_WORK TO COMPLETE_
Each line below should be written out again without any change.

_STORED DATA_
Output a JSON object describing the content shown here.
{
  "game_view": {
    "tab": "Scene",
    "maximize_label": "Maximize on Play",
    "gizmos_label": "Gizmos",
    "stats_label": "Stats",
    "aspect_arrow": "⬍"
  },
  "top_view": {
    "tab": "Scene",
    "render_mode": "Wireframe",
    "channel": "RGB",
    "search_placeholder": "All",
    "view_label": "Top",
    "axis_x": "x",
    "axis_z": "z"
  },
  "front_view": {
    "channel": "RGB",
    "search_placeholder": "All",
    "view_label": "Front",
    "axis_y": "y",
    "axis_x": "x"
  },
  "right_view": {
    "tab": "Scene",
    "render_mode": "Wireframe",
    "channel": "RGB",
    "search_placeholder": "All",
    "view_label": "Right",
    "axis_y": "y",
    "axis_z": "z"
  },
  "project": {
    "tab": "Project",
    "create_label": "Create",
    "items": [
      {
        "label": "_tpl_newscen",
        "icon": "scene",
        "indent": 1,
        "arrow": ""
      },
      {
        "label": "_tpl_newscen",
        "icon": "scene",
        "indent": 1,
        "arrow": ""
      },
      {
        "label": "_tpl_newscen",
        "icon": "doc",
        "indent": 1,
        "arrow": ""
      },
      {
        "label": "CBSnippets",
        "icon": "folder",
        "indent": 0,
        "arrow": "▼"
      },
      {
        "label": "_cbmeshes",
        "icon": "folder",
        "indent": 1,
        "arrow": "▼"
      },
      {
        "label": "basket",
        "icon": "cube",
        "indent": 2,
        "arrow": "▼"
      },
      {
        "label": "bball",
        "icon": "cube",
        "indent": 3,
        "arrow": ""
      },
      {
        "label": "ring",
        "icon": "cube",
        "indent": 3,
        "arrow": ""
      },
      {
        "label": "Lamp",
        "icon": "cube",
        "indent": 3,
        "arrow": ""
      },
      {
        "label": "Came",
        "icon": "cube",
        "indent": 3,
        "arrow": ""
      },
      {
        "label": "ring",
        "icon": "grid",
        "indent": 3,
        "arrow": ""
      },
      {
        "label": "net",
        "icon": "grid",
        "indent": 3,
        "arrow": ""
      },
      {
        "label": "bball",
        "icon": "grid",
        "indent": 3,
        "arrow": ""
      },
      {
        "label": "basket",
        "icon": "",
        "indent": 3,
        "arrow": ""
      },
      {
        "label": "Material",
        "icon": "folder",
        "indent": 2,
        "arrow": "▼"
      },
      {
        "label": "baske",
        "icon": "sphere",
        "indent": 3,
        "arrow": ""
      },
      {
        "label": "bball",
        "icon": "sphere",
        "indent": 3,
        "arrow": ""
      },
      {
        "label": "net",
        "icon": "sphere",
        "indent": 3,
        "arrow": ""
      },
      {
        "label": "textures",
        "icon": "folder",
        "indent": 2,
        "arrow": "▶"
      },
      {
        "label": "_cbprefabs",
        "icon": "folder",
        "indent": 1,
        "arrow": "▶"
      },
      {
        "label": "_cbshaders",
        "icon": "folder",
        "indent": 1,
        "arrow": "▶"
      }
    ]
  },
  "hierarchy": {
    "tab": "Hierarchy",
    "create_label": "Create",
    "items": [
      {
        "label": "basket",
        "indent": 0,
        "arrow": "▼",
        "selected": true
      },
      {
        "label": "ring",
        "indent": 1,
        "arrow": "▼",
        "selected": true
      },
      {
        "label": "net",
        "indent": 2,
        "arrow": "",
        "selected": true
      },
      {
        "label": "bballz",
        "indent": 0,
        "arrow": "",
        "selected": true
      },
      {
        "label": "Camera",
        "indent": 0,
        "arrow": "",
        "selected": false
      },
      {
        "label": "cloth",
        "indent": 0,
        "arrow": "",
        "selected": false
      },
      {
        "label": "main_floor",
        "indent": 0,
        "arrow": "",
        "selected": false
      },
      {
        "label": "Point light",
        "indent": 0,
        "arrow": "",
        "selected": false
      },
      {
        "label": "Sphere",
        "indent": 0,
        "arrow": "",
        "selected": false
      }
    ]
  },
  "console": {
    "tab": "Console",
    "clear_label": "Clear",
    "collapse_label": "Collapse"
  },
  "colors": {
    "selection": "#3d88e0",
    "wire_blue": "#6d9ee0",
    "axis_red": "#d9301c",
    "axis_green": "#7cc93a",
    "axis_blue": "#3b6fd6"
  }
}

_EXERCISE RESULT_
Output a JSON object describing the content shown here.
{
  "game_view": {
    "tab": "Scene",
    "maximize_label": "Maximize on Play",
    "gizmos_label": "Gizmos",
    "stats_label": "Stats",
    "aspect_arrow": "⬍"
  },
  "top_view": {
    "tab": "Scene",
    "render_mode": "Wireframe",
    "channel": "RGB",
    "search_placeholder": "All",
    "view_label": "Top",
    "axis_x": "x",
    "axis_z": "z"
  },
  "front_view": {
    "channel": "RGB",
    "search_placeholder": "All",
    "view_label": "Front",
    "axis_y": "y",
    "axis_x": "x"
  },
  "right_view": {
    "tab": "Scene",
    "render_mode": "Wireframe",
    "channel": "RGB",
    "search_placeholder": "All",
    "view_label": "Right",
    "axis_y": "y",
    "axis_z": "z"
  },
  "project": {
    "tab": "Project",
    "create_label": "Create",
    "items": [
      {
        "label": "_tpl_newscen",
        "icon": "scene",
        "indent": 1,
        "arrow": ""
      },
      {
        "label": "_tpl_newscen",
        "icon": "scene",
        "indent": 1,
        "arrow": ""
      },
      {
        "label": "_tpl_newscen",
        "icon": "doc",
        "indent": 1,
        "arrow": ""
      },
      {
        "label": "CBSnippets",
        "icon": "folder",
        "indent": 0,
        "arrow": "▼"
      },
      {
        "label": "_cbmeshes",
        "icon": "folder",
        "indent": 1,
        "arrow": "▼"
      },
      {
        "label": "basket",
        "icon": "cube",
        "indent": 2,
        "arrow": "▼"
      },
      {
        "label": "bball",
        "icon": "cube",
        "indent": 3,
        "arrow": ""
      },
      {
        "label": "ring",
        "icon": "cube",
        "indent": 3,
        "arrow": ""
      },
      {
        "label": "Lamp",
        "icon": "cube",
        "indent": 3,
        "arrow": ""
      },
      {
        "label": "Came",
        "icon": "cube",
        "indent": 3,
        "arrow": ""
      },
      {
        "label": "ring",
        "icon": "grid",
        "indent": 3,
        "arrow": ""
      },
      {
        "label": "net",
        "icon": "grid",
        "indent": 3,
        "arrow": ""
      },
      {
        "label": "bball",
        "icon": "grid",
        "indent": 3,
        "arrow": ""
      },
      {
        "label": "basket",
        "icon": "",
        "indent": 3,
        "arrow": ""
      },
      {
        "label": "Material",
        "icon": "folder",
        "indent": 2,
        "arrow": "▼"
      },
      {
        "label": "baske",
        "icon": "sphere",
        "indent": 3,
        "arrow": ""
      },
      {
        "label": "bball",
        "icon": "sphere",
        "indent": 3,
        "arrow": ""
      },
      {
        "label": "net",
        "icon": "sphere",
        "indent": 3,
        "arrow": ""
      },
      {
        "label": "textures",
        "icon": "folder",
        "indent": 2,
        "arrow": "▶"
      },
      {
        "label": "_cbprefabs",
        "icon": "folder",
        "indent": 1,
        "arrow": "▶"
      },
      {
        "label": "_cbshaders",
        "icon": "folder",
        "indent": 1,
        "arrow": "▶"
      }
    ]
  },
  "hierarchy": {
    "tab": "Hierarchy",
    "create_label": "Create",
    "items": [
      {
        "label": "basket",
        "indent": 0,
        "arrow": "▼",
        "selected": true
      },
      {
        "label": "ring",
        "indent": 1,
        "arrow": "▼",
        "selected": true
      },
      {
        "label": "net",
        "indent": 2,
        "arrow": "",
        "selected": true
      },
      {
        "label": "bballz",
        "indent": 0,
        "arrow": "",
        "selected": true
      },
      {
        "label": "Camera",
        "indent": 0,
        "arrow": "",
        "selected": false
      },
      {
        "label": "cloth",
        "indent": 0,
        "arrow": "",
        "selected": false
      },
      {
        "label": "main_floor",
        "indent": 0,
        "arrow": "",
        "selected": false
      },
      {
        "label": "Point light",
        "indent": 0,
        "arrow": "",
        "selected": false
      },
      {
        "label": "Sphere",
        "indent": 0,
        "arrow": "",
        "selected": false
      }
    ]
  },
  "console": {
    "tab": "Console",
    "clear_label": "Clear",
    "collapse_label": "Collapse"
  },
  "colors": {
    "selection": "#3d88e0",
    "wire_blue": "#6d9ee0",
    "axis_red": "#d9301c",
    "axis_green": "#7cc93a",
    "axis_blue": "#3b6fd6"
  }
}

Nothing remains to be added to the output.